Although some owners do trim the teeth themselves, this is not recommended. Your veterinarian will do a much more thorough job, and with the use of sedation there will be much less stress on your pet.
While they are under anaesthetic the vet will take a good look around the entire mouth as well to ensure there are no other problems.
Should I Brush My Guinea Pigs Teeth?
You should absolutely NOT brush the teeth on your guinea pig under any circumstances.
Guinea pigs do not have the same type of teeth as humans, and they do not require regular cleaning. You may have noticed in the pet store that you can buy a toothbrush and toothpaste for cats and dogs but not for guinea pigs?
Since the teeth in your guinea pig’s mouth grow constantly, and are constantly being filed down, they basically get new teeth every month. An excellent brand of Timothy hay is abrasive enough to both clean the teeth and help to file them down. Make sure that she always has plenty of hay and fresh water to wash it down.

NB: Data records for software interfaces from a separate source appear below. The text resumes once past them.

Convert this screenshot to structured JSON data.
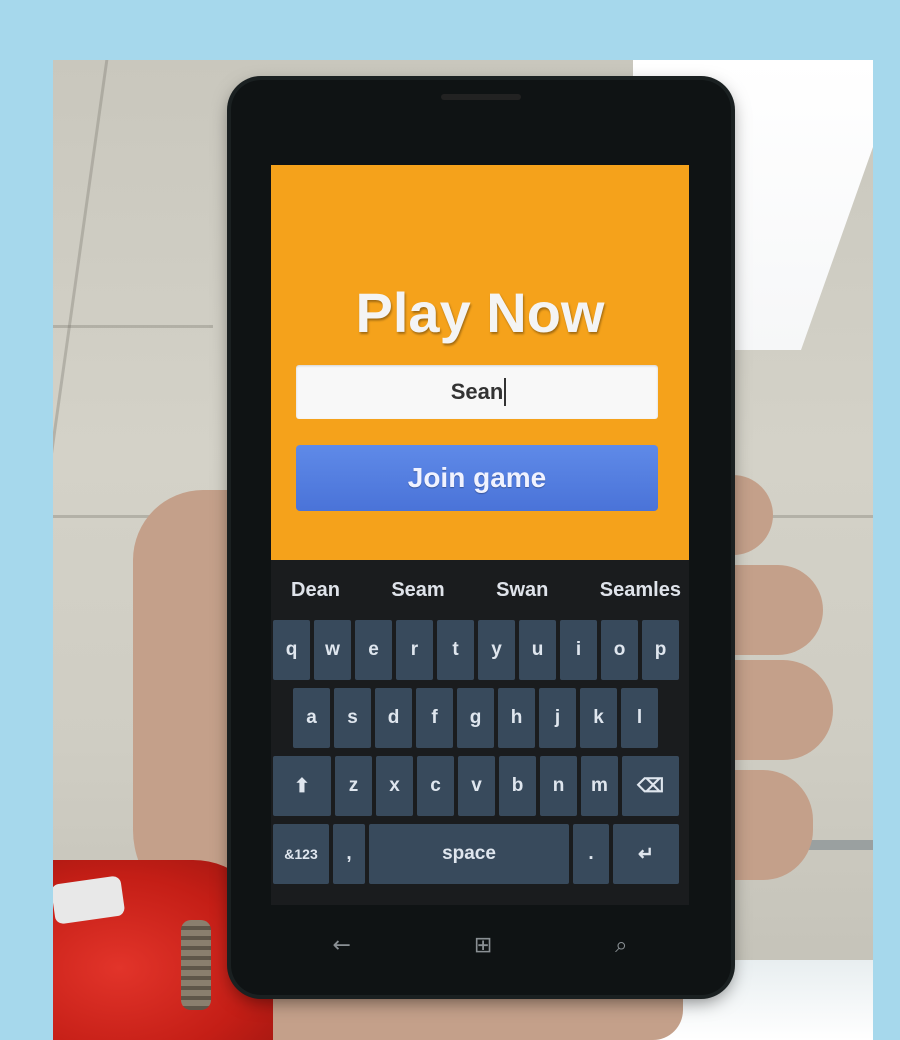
{
  "app": {
    "title": "Play Now",
    "name_value": "Sean",
    "join_label": "Join game"
  },
  "suggestions": [
    "Dean",
    "Seam",
    "Swan",
    "Seamles"
  ],
  "keyboard": {
    "row1": [
      "q",
      "w",
      "e",
      "r",
      "t",
      "y",
      "u",
      "i",
      "o",
      "p"
    ],
    "row2": [
      "a",
      "s",
      "d",
      "f",
      "g",
      "h",
      "j",
      "k",
      "l"
    ],
    "row3": [
      "z",
      "x",
      "c",
      "v",
      "b",
      "n",
      "m"
    ],
    "shift_glyph": "⬆",
    "backspace_glyph": "⌫",
    "symbols_label": "&123",
    "comma_label": ",",
    "space_label": "space",
    "period_label": ".",
    "enter_glyph": "↵"
  },
  "navbar": {
    "back_glyph": "←",
    "windows_glyph": "⊞",
    "search_glyph": "⌕"
  },
  "colors": {
    "app_background": "#f5a21b",
    "join_button": "#4a73d8",
    "key_background": "#384a5c",
    "page_border": "#a6d8ec"
  }
}
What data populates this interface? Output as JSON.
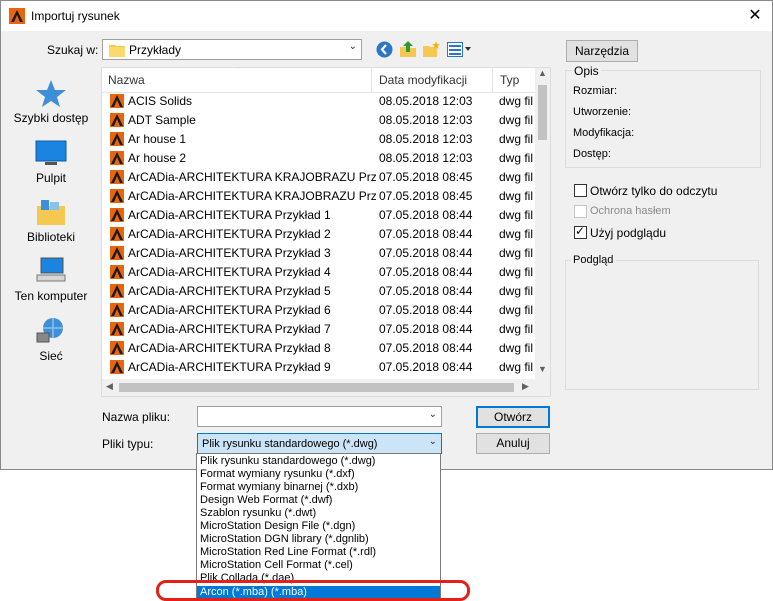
{
  "window": {
    "title": "Importuj rysunek",
    "close_glyph": "✕"
  },
  "lookin": {
    "label": "Szukaj w:",
    "value": "Przykłady"
  },
  "toolbar": {
    "tools_label": "Narzędzia"
  },
  "places": [
    {
      "label": "Szybki dostęp",
      "icon": "quick-access-star-icon"
    },
    {
      "label": "Pulpit",
      "icon": "desktop-icon"
    },
    {
      "label": "Biblioteki",
      "icon": "libraries-icon"
    },
    {
      "label": "Ten komputer",
      "icon": "computer-icon"
    },
    {
      "label": "Sieć",
      "icon": "network-icon"
    }
  ],
  "filelist": {
    "columns": [
      "Nazwa",
      "Data modyfikacji",
      "Typ"
    ],
    "rows": [
      {
        "name": "ACIS Solids",
        "date": "08.05.2018 12:03",
        "type": "dwg fil"
      },
      {
        "name": "ADT Sample",
        "date": "08.05.2018 12:03",
        "type": "dwg fil"
      },
      {
        "name": "Ar house 1",
        "date": "08.05.2018 12:03",
        "type": "dwg fil"
      },
      {
        "name": "Ar house 2",
        "date": "08.05.2018 12:03",
        "type": "dwg fil"
      },
      {
        "name": "ArCADia-ARCHITEKTURA KRAJOBRAZU Prz...",
        "date": "07.05.2018 08:45",
        "type": "dwg fil"
      },
      {
        "name": "ArCADia-ARCHITEKTURA KRAJOBRAZU Prz...",
        "date": "07.05.2018 08:45",
        "type": "dwg fil"
      },
      {
        "name": "ArCADia-ARCHITEKTURA Przykład 1",
        "date": "07.05.2018 08:44",
        "type": "dwg fil"
      },
      {
        "name": "ArCADia-ARCHITEKTURA Przykład 2",
        "date": "07.05.2018 08:44",
        "type": "dwg fil"
      },
      {
        "name": "ArCADia-ARCHITEKTURA Przykład 3",
        "date": "07.05.2018 08:44",
        "type": "dwg fil"
      },
      {
        "name": "ArCADia-ARCHITEKTURA Przykład 4",
        "date": "07.05.2018 08:44",
        "type": "dwg fil"
      },
      {
        "name": "ArCADia-ARCHITEKTURA Przykład 5",
        "date": "07.05.2018 08:44",
        "type": "dwg fil"
      },
      {
        "name": "ArCADia-ARCHITEKTURA Przykład 6",
        "date": "07.05.2018 08:44",
        "type": "dwg fil"
      },
      {
        "name": "ArCADia-ARCHITEKTURA Przykład 7",
        "date": "07.05.2018 08:44",
        "type": "dwg fil"
      },
      {
        "name": "ArCADia-ARCHITEKTURA Przykład 8",
        "date": "07.05.2018 08:44",
        "type": "dwg fil"
      },
      {
        "name": "ArCADia-ARCHITEKTURA Przykład 9",
        "date": "07.05.2018 08:44",
        "type": "dwg fil"
      }
    ]
  },
  "info": {
    "group_label": "Opis",
    "size_label": "Rozmiar:",
    "created_label": "Utworzenie:",
    "modified_label": "Modyfikacja:",
    "access_label": "Dostęp:"
  },
  "options": {
    "readonly_label": "Otwórz tylko do odczytu",
    "password_label": "Ochrona hasłem",
    "preview_label": "Użyj podglądu",
    "readonly_checked": false,
    "password_checked": false,
    "preview_checked": true
  },
  "preview": {
    "group_label": "Podgląd"
  },
  "filename": {
    "label": "Nazwa pliku:",
    "value": ""
  },
  "filetype": {
    "label": "Pliki typu:",
    "value": "Plik rysunku standardowego (*.dwg)",
    "options": [
      "Plik rysunku standardowego (*.dwg)",
      "Format wymiany rysunku (*.dxf)",
      "Format wymiany binarnej (*.dxb)",
      "Design Web Format (*.dwf)",
      "Szablon rysunku (*.dwt)",
      "MicroStation Design File (*.dgn)",
      "MicroStation DGN library (*.dgnlib)",
      "MicroStation Red Line Format (*.rdl)",
      "MicroStation Cell Format (*.cel)",
      "Plik Collada (*.dae)",
      "Arcon (*.mba) (*.mba)"
    ],
    "highlighted_option": "Arcon (*.mba) (*.mba)"
  },
  "buttons": {
    "open_label": "Otwórz",
    "cancel_label": "Anuluj"
  },
  "colors": {
    "selection_blue": "#0078d7",
    "highlight_ring": "#e32119",
    "focus_blue": "#0078d7"
  }
}
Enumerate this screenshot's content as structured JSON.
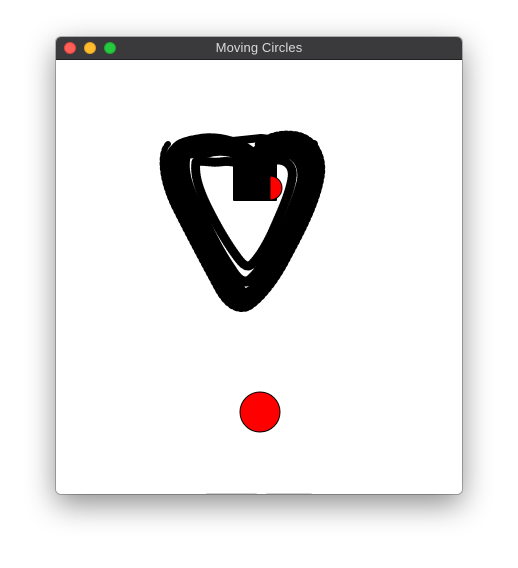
{
  "window": {
    "title": "Moving Circles"
  },
  "icons": {
    "close": "close-traffic-light",
    "minimize": "minimize-traffic-light",
    "maximize": "maximize-traffic-light"
  },
  "colors": {
    "circle_fill": "#ff0000",
    "trail": "#000000",
    "titlebar": "#3a3a3c"
  },
  "buttons": {
    "left_label": "",
    "right_label": ""
  }
}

If you check your pet on a regular basis, and provide a perfectly balanced diet for her, the twenty teeth she has should last a lifetime with few problems.
Surprisingly, guinea pigs have twenty teeth in their small and often-closed mouths. While they often do not show them, they are very important to your guinea pig.
As they continuously grow, guinea pigs are heavily reliant on their diet and chewing behaviors to keep their teeth at an appropriate length. Trimming is not typically required, but it is sometimes necessary.
As an owner, you must ensure that your guinea pig maintains good dental hygiene and you can do this through providing liberal amounts of hay, hard veggies and toys.
Beyond this, regular at home checkups and visits to the vet can ensure that their teeth do not grow out excessively, become misaligned or cause them any pain.
I am a practiced pet owner with decades of experience owning a number of different pets. I am also the main writer and chief editor here at Pet Educate; a site I created to share everything I’ve learned about pet ownership over the years and my extensive research along the way.